Data about app and page elements

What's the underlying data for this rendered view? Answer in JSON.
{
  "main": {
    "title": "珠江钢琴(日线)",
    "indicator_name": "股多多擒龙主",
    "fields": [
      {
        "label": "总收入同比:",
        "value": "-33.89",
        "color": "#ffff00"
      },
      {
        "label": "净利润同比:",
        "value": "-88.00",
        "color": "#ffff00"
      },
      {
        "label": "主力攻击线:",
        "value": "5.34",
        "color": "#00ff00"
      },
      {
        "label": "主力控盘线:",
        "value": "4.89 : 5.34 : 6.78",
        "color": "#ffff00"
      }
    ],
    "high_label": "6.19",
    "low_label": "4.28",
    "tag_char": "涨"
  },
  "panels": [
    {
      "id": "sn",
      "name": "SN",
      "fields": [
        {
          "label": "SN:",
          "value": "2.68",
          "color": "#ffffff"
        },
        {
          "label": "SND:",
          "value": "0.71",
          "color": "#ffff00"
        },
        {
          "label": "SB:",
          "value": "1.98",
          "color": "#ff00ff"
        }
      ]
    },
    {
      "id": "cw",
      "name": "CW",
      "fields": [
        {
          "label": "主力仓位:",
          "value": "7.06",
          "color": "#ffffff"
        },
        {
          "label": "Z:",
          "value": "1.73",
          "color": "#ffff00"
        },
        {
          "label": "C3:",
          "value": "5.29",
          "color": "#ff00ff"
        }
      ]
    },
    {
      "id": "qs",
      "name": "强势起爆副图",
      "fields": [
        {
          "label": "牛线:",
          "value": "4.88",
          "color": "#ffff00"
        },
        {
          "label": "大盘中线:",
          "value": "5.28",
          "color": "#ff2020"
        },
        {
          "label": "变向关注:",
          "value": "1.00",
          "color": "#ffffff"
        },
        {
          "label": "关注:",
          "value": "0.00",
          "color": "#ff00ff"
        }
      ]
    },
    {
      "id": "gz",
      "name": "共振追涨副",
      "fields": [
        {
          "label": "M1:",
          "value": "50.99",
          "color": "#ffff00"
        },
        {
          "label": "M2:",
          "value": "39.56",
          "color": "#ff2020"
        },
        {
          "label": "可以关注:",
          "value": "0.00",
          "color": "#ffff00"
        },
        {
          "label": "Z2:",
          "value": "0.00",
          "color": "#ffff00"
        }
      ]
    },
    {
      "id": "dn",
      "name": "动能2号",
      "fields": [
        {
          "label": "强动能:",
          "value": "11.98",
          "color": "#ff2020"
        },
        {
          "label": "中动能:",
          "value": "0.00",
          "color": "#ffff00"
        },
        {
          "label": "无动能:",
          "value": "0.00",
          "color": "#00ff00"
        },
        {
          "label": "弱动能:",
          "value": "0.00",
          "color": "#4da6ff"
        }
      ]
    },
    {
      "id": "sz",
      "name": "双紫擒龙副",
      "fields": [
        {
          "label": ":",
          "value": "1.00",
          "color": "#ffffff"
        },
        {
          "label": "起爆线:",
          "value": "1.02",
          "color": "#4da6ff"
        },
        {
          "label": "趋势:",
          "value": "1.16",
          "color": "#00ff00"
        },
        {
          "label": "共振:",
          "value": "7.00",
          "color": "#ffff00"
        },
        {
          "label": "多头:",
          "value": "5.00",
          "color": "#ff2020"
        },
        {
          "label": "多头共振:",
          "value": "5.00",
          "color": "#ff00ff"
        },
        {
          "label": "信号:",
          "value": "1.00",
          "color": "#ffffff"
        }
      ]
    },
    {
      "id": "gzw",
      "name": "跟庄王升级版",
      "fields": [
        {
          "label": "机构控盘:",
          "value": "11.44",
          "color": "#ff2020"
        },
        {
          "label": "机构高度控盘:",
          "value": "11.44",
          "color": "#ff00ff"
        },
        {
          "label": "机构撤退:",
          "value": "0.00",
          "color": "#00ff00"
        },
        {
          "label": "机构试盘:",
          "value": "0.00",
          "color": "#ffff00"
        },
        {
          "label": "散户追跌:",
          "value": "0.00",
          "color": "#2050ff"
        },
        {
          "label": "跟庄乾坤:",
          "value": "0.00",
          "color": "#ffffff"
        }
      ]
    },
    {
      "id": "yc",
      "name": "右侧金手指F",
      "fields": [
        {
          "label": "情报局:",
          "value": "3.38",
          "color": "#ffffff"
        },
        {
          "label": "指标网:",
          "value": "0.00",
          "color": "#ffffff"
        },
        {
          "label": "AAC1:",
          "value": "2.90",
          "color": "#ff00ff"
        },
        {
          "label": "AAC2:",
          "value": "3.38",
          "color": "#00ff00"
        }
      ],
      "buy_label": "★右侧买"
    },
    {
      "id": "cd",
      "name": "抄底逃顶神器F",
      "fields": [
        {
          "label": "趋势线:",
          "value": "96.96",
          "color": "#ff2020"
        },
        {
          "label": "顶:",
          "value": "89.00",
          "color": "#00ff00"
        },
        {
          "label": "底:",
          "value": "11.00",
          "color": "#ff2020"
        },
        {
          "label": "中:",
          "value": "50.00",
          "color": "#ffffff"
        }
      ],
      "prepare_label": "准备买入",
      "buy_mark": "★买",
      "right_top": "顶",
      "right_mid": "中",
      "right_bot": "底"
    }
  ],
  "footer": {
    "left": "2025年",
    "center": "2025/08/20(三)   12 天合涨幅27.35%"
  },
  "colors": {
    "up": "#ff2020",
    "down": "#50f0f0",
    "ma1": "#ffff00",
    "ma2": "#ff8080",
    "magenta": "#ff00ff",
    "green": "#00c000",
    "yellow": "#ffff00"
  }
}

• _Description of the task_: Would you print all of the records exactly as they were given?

• _Written answer_:
What's the underlying data for this rendered view? Answer in JSON.
{
  "main": {
    "title": "珠江钢琴(日线)",
    "indicator_name": "股多多擒龙主",
    "fields": [
      {
        "label": "总收入同比:",
        "value": "-33.89",
        "color": "#ffff00"
      },
      {
        "label": "净利润同比:",
        "value": "-88.00",
        "color": "#ffff00"
      },
      {
        "label": "主力攻击线:",
        "value": "5.34",
        "color": "#00ff00"
      },
      {
        "label": "主力控盘线:",
        "value": "4.89 : 5.34 : 6.78",
        "color": "#ffff00"
      }
    ],
    "high_label": "6.19",
    "low_label": "4.28",
    "tag_char": "涨"
  },
  "panels": [
    {
      "id": "sn",
      "name": "SN",
      "fields": [
        {
          "label": "SN:",
          "value": "2.68",
          "color": "#ffffff"
        },
        {
          "label": "SND:",
          "value": "0.71",
          "color": "#ffff00"
        },
        {
          "label": "SB:",
          "value": "1.98",
          "color": "#ff00ff"
        }
      ]
    },
    {
      "id": "cw",
      "name": "CW",
      "fields": [
        {
          "label": "主力仓位:",
          "value": "7.06",
          "color": "#ffffff"
        },
        {
          "label": "Z:",
          "value": "1.73",
          "color": "#ffff00"
        },
        {
          "label": "C3:",
          "value": "5.29",
          "color": "#ff00ff"
        }
      ]
    },
    {
      "id": "qs",
      "name": "强势起爆副图",
      "fields": [
        {
          "label": "牛线:",
          "value": "4.88",
          "color": "#ffff00"
        },
        {
          "label": "大盘中线:",
          "value": "5.28",
          "color": "#ff2020"
        },
        {
          "label": "变向关注:",
          "value": "1.00",
          "color": "#ffffff"
        },
        {
          "label": "关注:",
          "value": "0.00",
          "color": "#ff00ff"
        }
      ]
    },
    {
      "id": "gz",
      "name": "共振追涨副",
      "fields": [
        {
          "label": "M1:",
          "value": "50.99",
          "color": "#ffff00"
        },
        {
          "label": "M2:",
          "value": "39.56",
          "color": "#ff2020"
        },
        {
          "label": "可以关注:",
          "value": "0.00",
          "color": "#ffff00"
        },
        {
          "label": "Z2:",
          "value": "0.00",
          "color": "#ffff00"
        }
      ]
    },
    {
      "id": "dn",
      "name": "动能2号",
      "fields": [
        {
          "label": "强动能:",
          "value": "11.98",
          "color": "#ff2020"
        },
        {
          "label": "中动能:",
          "value": "0.00",
          "color": "#ffff00"
        },
        {
          "label": "无动能:",
          "value": "0.00",
          "color": "#00ff00"
        },
        {
          "label": "弱动能:",
          "value": "0.00",
          "color": "#4da6ff"
        }
      ]
    },
    {
      "id": "sz",
      "name": "双紫擒龙副",
      "fields": [
        {
          "label": ":",
          "value": "1.00",
          "color": "#ffffff"
        },
        {
          "label": "起爆线:",
          "value": "1.02",
          "color": "#4da6ff"
        },
        {
          "label": "趋势:",
          "value": "1.16",
          "color": "#00ff00"
        },
        {
          "label": "共振:",
          "value": "7.00",
          "color": "#ffff00"
        },
        {
          "label": "多头:",
          "value": "5.00",
          "color": "#ff2020"
        },
        {
          "label": "多头共振:",
          "value": "5.00",
          "color": "#ff00ff"
        },
        {
          "label": "信号:",
          "value": "1.00",
          "color": "#ffffff"
        }
      ]
    },
    {
      "id": "gzw",
      "name": "跟庄王升级版",
      "fields": [
        {
          "label": "机构控盘:",
          "value": "11.44",
          "color": "#ff2020"
        },
        {
          "label": "机构高度控盘:",
          "value": "11.44",
          "color": "#ff00ff"
        },
        {
          "label": "机构撤退:",
          "value": "0.00",
          "color": "#00ff00"
        },
        {
          "label": "机构试盘:",
          "value": "0.00",
          "color": "#ffff00"
        },
        {
          "label": "散户追跌:",
          "value": "0.00",
          "color": "#2050ff"
        },
        {
          "label": "跟庄乾坤:",
          "value": "0.00",
          "color": "#ffffff"
        }
      ]
    },
    {
      "id": "yc",
      "name": "右侧金手指F",
      "fields": [
        {
          "label": "情报局:",
          "value": "3.38",
          "color": "#ffffff"
        },
        {
          "label": "指标网:",
          "value": "0.00",
          "color": "#ffffff"
        },
        {
          "label": "AAC1:",
          "value": "2.90",
          "color": "#ff00ff"
        },
        {
          "label": "AAC2:",
          "value": "3.38",
          "color": "#00ff00"
        }
      ],
      "buy_label": "★右侧买"
    },
    {
      "id": "cd",
      "name": "抄底逃顶神器F",
      "fields": [
        {
          "label": "趋势线:",
          "value": "96.96",
          "color": "#ff2020"
        },
        {
          "label": "顶:",
          "value": "89.00",
          "color": "#00ff00"
        },
        {
          "label": "底:",
          "value": "11.00",
          "color": "#ff2020"
        },
        {
          "label": "中:",
          "value": "50.00",
          "color": "#ffffff"
        }
      ],
      "prepare_label": "准备买入",
      "buy_mark": "★买",
      "right_top": "顶",
      "right_mid": "中",
      "right_bot": "底"
    }
  ],
  "footer": {
    "left": "2025年",
    "center": "2025/08/20(三)   12 天合涨幅27.35%"
  },
  "colors": {
    "up": "#ff2020",
    "down": "#50f0f0",
    "ma1": "#ffff00",
    "ma2": "#ff8080",
    "magenta": "#ff00ff",
    "green": "#00c000",
    "yellow": "#ffff00"
  }
}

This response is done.